Another new law requires high school coaches to undergo training classes dealing with heat and concussion training as it relates to football. Students showing signs of concussion are now required to sit out at least 24 hours.
In May, an I-Team 8 report delved into the issue of concussions, helmet certifications and a lack of standards for youth athletes.
EXPANSION OF LIFELINE LAW
A law that granted immunity to teens who call 911 during an alcohol-related emergency, the expanded version of the so-called Lifeline Law now extends to those who report sexual assaults, drug overdoses, or who may think they have witnessed a crime.
Sen. Jim Merritt, R-Indianapolis, said the change in law is to grow that protection to others in similar scenarios.
It math problem inside the statehouse triggered action by lawmakers this spring, but it was an I-Team 8 report that shined a light on it for the public.
In late 2013, Indiana’s Public Retirement System (INPRS) announced plans to privatize its annuity system, after studies showed some public employees who elected to annuitize their Annunity Savings Accounts getting retirement benefits at nearly double private market rates, I-Team 8 reported earlier this year. That report exposed the risks involved with the legislative fix that would have cut Indiana’s guaranteed annuity rate payouts nearly in half.
Following that report, lawmakers hammered out and agreed to a series of changes. House Enrolled Act 1075 was reworked to cut rates gradually instead.
Under a new law that takes effect July 1, no one under the age of 16 will be permitted to use a tanning bed in the state of Indiana. A previous law allowed some teens to use tanning salons with permission of a parent or guardian.
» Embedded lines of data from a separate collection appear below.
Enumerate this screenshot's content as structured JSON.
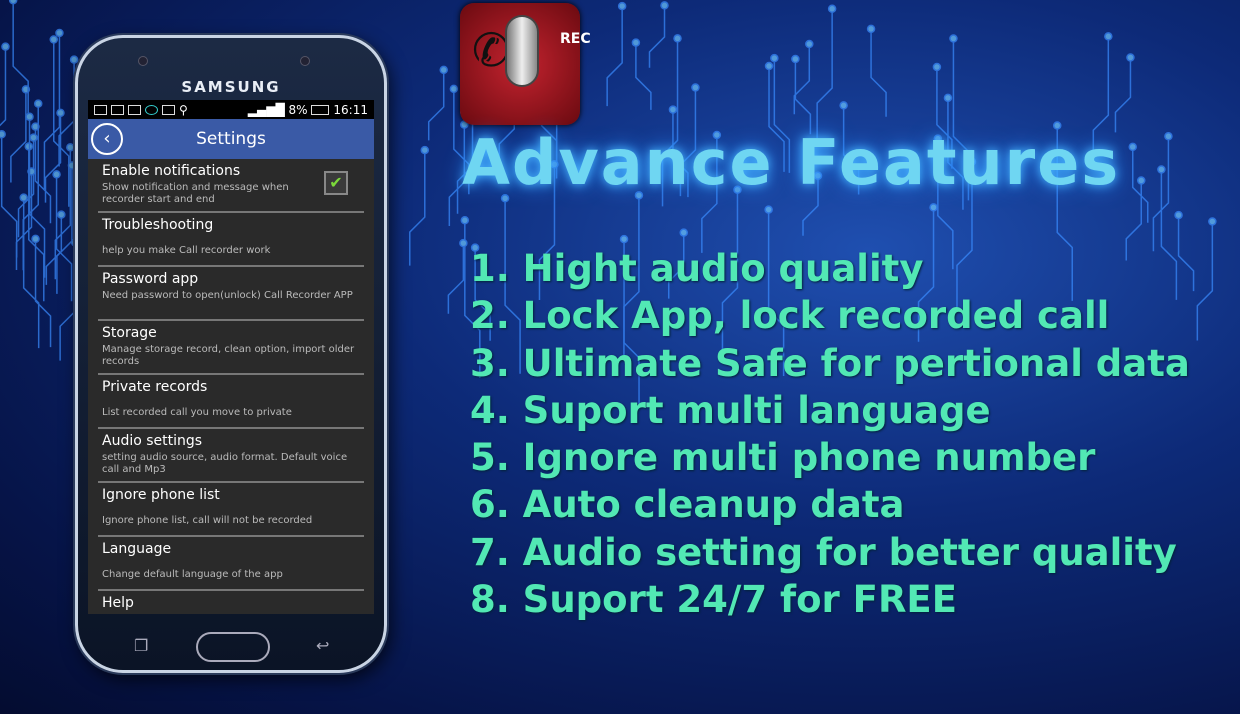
{
  "phone": {
    "brand": "SAMSUNG",
    "status": {
      "battery": "8%",
      "time": "16:11"
    },
    "header": {
      "title": "Settings"
    },
    "settings": [
      {
        "title": "Enable notifications",
        "desc": "Show notification and message when recorder start and end",
        "checked": true
      },
      {
        "title": "Troubleshooting",
        "desc": "help you make Call recorder work"
      },
      {
        "title": "Password app",
        "desc": "Need password to open(unlock) Call Recorder APP"
      },
      {
        "title": "Storage",
        "desc": "Manage storage record, clean option, import older records"
      },
      {
        "title": "Private records",
        "desc": "List recorded call you move to private"
      },
      {
        "title": "Audio settings",
        "desc": "setting audio source, audio format. Default voice call and Mp3"
      },
      {
        "title": "Ignore phone list",
        "desc": "Ignore phone list, call will not be recorded"
      },
      {
        "title": "Language",
        "desc": "Change default language of the app"
      },
      {
        "title": "Help",
        "desc": ""
      }
    ]
  },
  "logo": {
    "text": "REC",
    "icon": "phone-microphone-logo"
  },
  "title": "Advance Features",
  "features": [
    "1. Hight audio quality",
    "2. Lock App, lock recorded call",
    "3. Ultimate Safe for pertional data",
    "4. Suport multi language",
    "5. Ignore multi phone number",
    "6. Auto cleanup data",
    "7. Audio setting for better quality",
    "8. Suport 24/7 for FREE"
  ],
  "colors": {
    "accent": "#52e8b4",
    "title": "#6fd6f2",
    "header": "#3a5aa6",
    "background": "#0d2a78"
  }
}
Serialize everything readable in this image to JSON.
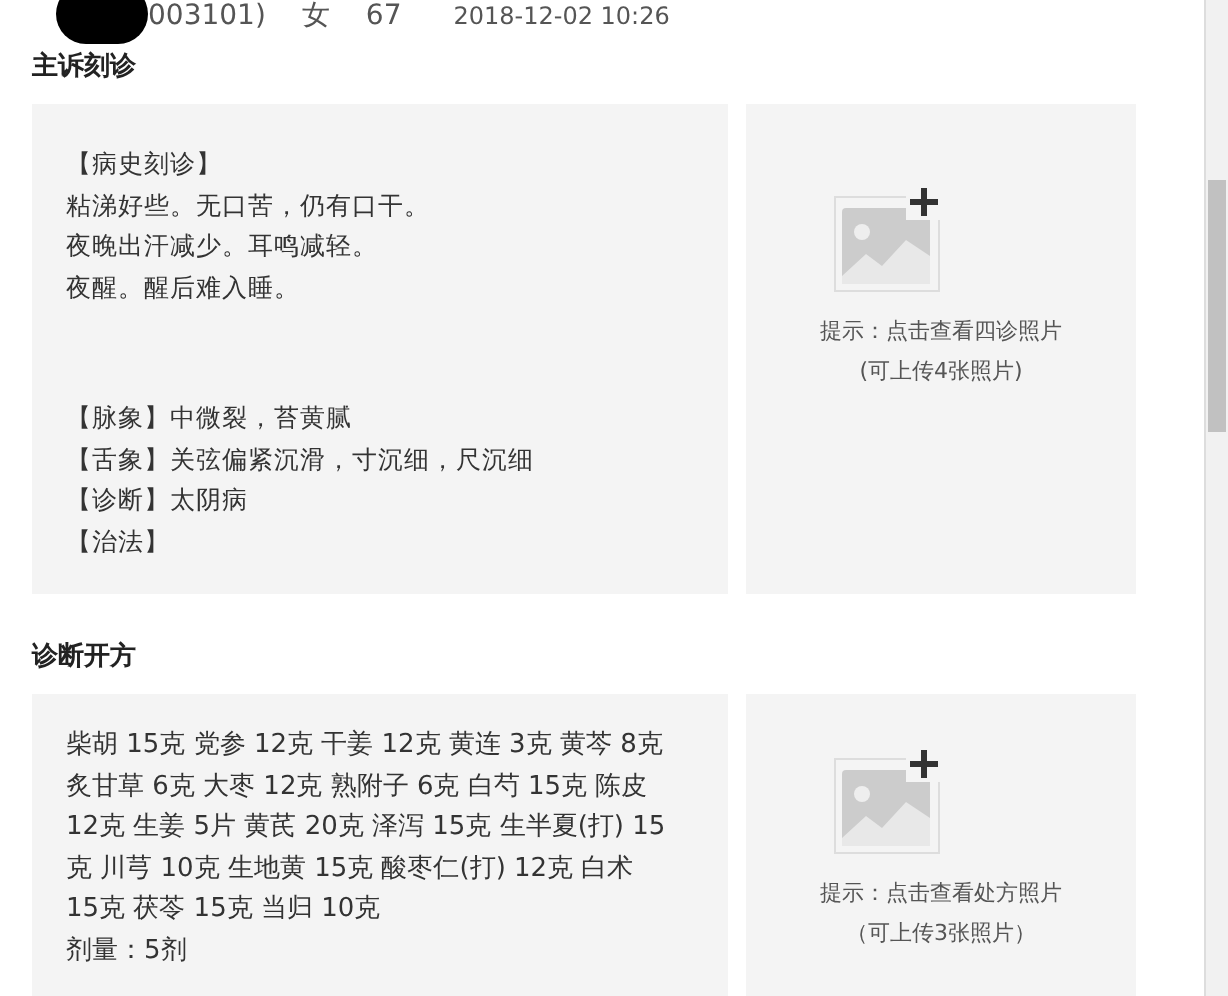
{
  "header": {
    "patient_id": "003101)",
    "gender": "女",
    "age": "67",
    "datetime": "2018-12-02 10:26"
  },
  "sections": [
    {
      "title": "主诉刻诊",
      "kind": "notes",
      "blocks": [
        [
          "【病史刻诊】",
          "粘涕好些。无口苦，仍有口干。",
          "夜晚出汗减少。耳鸣减轻。",
          "夜醒。醒后难入睡。"
        ],
        [
          "【脉象】中微裂，苔黄腻",
          "【舌象】关弦偏紧沉滑，寸沉细，尺沉细",
          "【诊断】太阴病",
          "【治法】"
        ]
      ],
      "hint": "提示：点击查看四诊照片",
      "hint_note": "(可上传4张照片)"
    },
    {
      "title": "诊断开方",
      "kind": "prescription",
      "blocks": [
        [
          "柴胡 15克 党参 12克 干姜 12克 黄连 3克 黄芩 8克",
          "炙甘草 6克 大枣 12克 熟附子 6克 白芍 15克 陈皮",
          "12克 生姜 5片 黄芪 20克 泽泻 15克 生半夏(打) 15",
          "克 川芎 10克 生地黄 15克 酸枣仁(打) 12克 白术",
          "15克 茯苓 15克 当归 10克",
          "剂量：5剂"
        ]
      ],
      "hint": "提示：点击查看处方照片",
      "hint_note": "（可上传3张照片）"
    }
  ]
}
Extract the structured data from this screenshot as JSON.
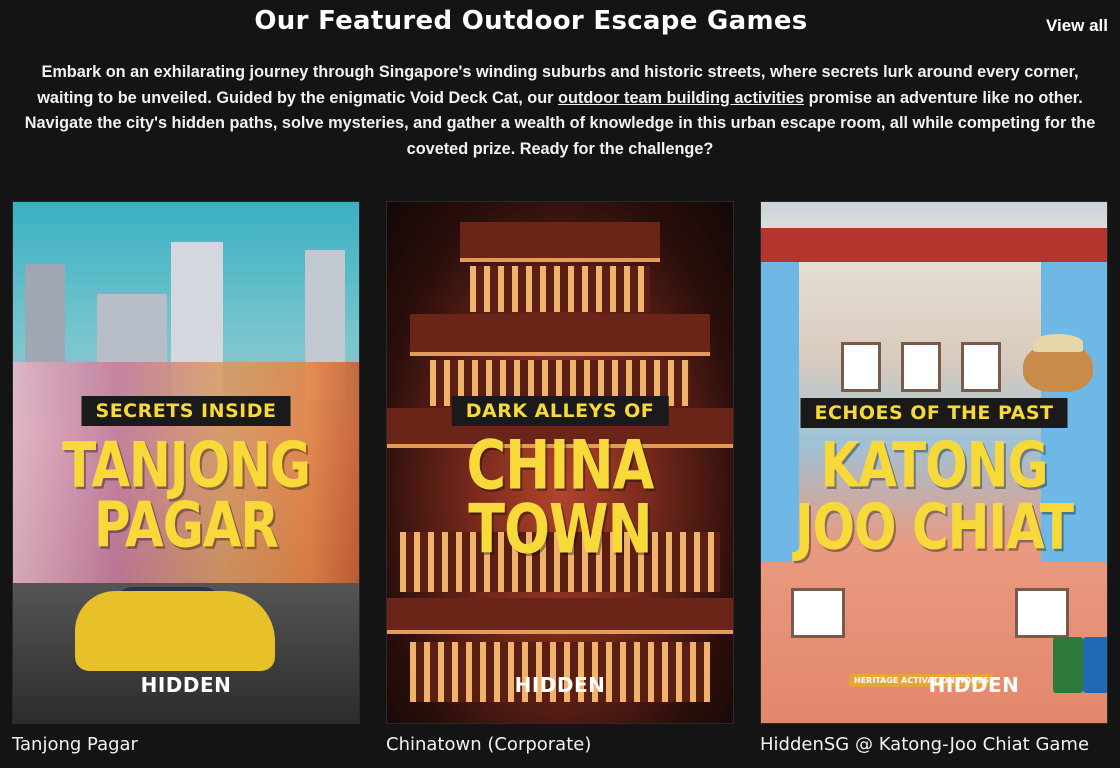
{
  "heading": "Our Featured Outdoor Escape Games",
  "view_all": "View all",
  "intro": {
    "before": "Embark on an exhilarating journey through Singapore's winding suburbs and historic streets, where secrets lurk around every corner, waiting to be unveiled. Guided by the enigmatic Void Deck Cat, our ",
    "link": "outdoor team building activities",
    "after": " promise an adventure like no other. Navigate the city's hidden paths, solve mysteries, and gather a wealth of knowledge in this urban escape room, all while competing for the coveted prize. Ready for the challenge?"
  },
  "cards": [
    {
      "tagline": "SECRETS INSIDE",
      "title_line1": "TANJONG",
      "title_line2": "PAGAR",
      "brand": "HIDDEN",
      "caption": "Tanjong Pagar"
    },
    {
      "tagline": "DARK ALLEYS OF",
      "title_line1": "CHINA",
      "title_line2": "TOWN",
      "brand": "HIDDEN",
      "caption": "Chinatown (Corporate)"
    },
    {
      "tagline": "ECHOES OF THE PAST",
      "title_line1": "KATONG",
      "title_line2": "JOO CHIAT",
      "brand": "HIDDEN",
      "badge": "HERITAGE ACTIVATION NODES",
      "caption": "HiddenSG @ Katong-Joo Chiat Game"
    }
  ],
  "colors": {
    "background": "#141414",
    "poster_title": "#f7d93a",
    "text": "#f2f2f2"
  }
}
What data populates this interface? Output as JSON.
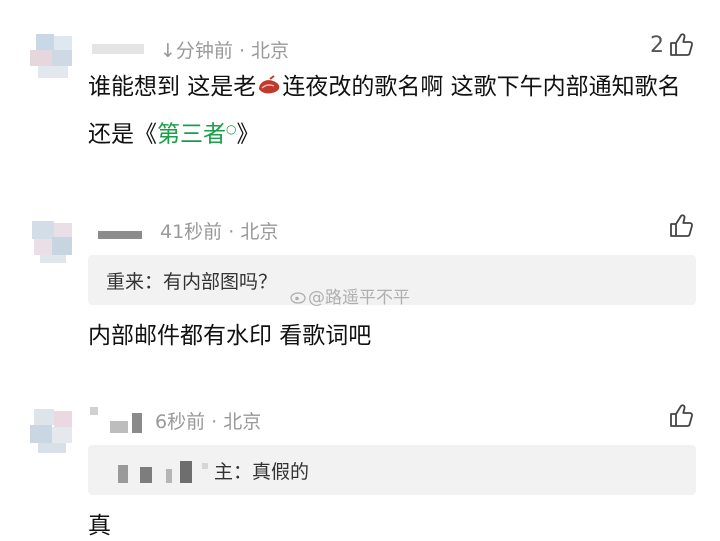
{
  "comments": [
    {
      "time": "↓分钟前",
      "location": "北京",
      "likes": "2",
      "text_before": "谁能想到 这是老",
      "emoji": "meat-emoji",
      "text_after": "连夜改的歌名啊 这歌下午内部通知歌名还是《",
      "song": "第三者",
      "text_end": "》"
    },
    {
      "time": "41秒前",
      "location": "北京",
      "likes": "",
      "quote": "重来：有内部图吗？",
      "text": "内部邮件都有水印 看歌词吧"
    },
    {
      "time": "6秒前",
      "location": "北京",
      "likes": "",
      "quote": "主：真假的",
      "text": "真"
    }
  ],
  "watermark": "@路遥平不平",
  "colors": {
    "link": "#1a9e4a",
    "meta": "#999999",
    "quote_bg": "#f2f2f2"
  },
  "icons": {
    "like": "thumbs-up-icon",
    "search": "search-icon"
  }
}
GUNS ON SCHOOL PROPERTY
Among the most highly controversial laws passed this session — firearms will soon be permitted on school property so long as they are locked away and out of plain sight. The legislation prompted criticism from concerned citizens and praise from constitutional enthusiasts who felt the presence of a firearm would help deter future school shootings or incidents of violence.
Additional resources highlighting other changes in the law can be found by clicking here.